Programming Club kicks off the school year

A jam-packed month of activities in store for Programming Club

By Aarya Gupta

Programming members focus intently on completing their projects.
Programming members focus intently on completing their projects.

To start the school year, Programming Club had a myriad number of events in October.

The club has hosted four workshops revolving around extensive programming concepts,  where members were able to learn about five important aspects of web design: HTML/CSS, Bootstrap, JavaScript, jQuery and PHP, according to its website.  

“Our workshops are formatted to be very beginner friendly. Some of our programmers are more advanced so they prefer to have challenge problems or things that cater to the fact that they already knew some programming,” secretary and treasurer senior Soham Pardeshi said.  
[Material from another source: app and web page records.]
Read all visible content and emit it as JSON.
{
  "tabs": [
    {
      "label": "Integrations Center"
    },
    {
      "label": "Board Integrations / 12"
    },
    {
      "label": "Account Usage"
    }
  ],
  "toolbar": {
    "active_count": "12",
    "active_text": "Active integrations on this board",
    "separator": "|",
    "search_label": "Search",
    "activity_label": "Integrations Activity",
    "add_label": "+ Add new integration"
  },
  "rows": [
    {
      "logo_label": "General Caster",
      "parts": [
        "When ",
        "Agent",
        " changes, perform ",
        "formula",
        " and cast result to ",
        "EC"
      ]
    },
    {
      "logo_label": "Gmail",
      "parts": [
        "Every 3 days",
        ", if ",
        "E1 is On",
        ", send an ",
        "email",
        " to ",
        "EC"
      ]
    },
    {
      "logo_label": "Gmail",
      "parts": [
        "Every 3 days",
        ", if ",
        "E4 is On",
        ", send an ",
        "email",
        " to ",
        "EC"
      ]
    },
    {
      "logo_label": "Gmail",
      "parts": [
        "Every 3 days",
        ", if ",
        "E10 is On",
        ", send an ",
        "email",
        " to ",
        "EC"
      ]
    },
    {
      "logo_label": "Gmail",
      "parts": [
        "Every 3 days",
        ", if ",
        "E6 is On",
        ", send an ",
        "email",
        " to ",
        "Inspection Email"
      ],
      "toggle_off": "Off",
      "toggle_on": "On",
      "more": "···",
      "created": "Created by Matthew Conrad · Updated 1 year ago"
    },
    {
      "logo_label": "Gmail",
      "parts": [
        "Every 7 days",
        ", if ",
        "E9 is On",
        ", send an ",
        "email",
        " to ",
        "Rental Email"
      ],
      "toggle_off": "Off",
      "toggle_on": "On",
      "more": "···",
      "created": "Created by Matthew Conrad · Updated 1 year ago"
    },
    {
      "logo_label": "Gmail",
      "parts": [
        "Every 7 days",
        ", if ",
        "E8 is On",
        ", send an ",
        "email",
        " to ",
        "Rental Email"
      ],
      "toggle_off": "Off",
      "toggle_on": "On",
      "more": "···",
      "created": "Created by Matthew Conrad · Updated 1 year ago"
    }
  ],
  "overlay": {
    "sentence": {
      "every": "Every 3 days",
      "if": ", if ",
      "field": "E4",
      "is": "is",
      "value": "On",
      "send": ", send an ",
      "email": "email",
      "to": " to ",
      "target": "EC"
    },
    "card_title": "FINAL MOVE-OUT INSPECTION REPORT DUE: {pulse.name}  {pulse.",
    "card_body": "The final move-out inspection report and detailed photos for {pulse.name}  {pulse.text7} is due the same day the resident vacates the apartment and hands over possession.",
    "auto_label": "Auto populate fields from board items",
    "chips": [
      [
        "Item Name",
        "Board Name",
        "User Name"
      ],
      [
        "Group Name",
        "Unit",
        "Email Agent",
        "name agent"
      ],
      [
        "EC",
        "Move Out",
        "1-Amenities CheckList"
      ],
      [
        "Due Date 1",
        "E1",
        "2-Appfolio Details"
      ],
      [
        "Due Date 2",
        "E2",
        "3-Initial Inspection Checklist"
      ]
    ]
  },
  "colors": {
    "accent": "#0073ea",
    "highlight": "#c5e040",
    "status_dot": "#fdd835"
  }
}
Each meeting has varying concepts and prompts that members can tackle through coding and collaborating with fellow peers.

“We are trying to teach them things that they wouldn’t actually learn in their AP class,” competitions director Vignesh Suresh said. “It’s like cool things that extend their programming knowledge rather than conventional things.”

Other workshops Programming Club hosted revolved around chrome extensions, which were applied using a program.

“The goal of the workshop is to make the best chrome extension to prank your friends whether that means changing all the colors on a website, or making all the fonts invisible,” Pardeshi said.  

Aside from workshops, Programming Club visited the Facebook campus in Menlo Park on Oct. 17, where members got to experience the environment of an engineer.

“We got to see what it was like working at a tech company and we got to talk to a lot of engineers and designers at Facebook,” events director junior Varun Tandon said.

The officer team hopes to schedule business tours and create more workshops.

“We are planning to do a Yelp tour and hopefully an Apple tour,” Tandon said.

Programming Club has benefited numerous students including sophomore Zhi-Ying Chua.

“For people that don’t take Java or a programming class at school, it can be cool to get a hold of [programming] material,” Chua said. “The club has helped me make that connection.”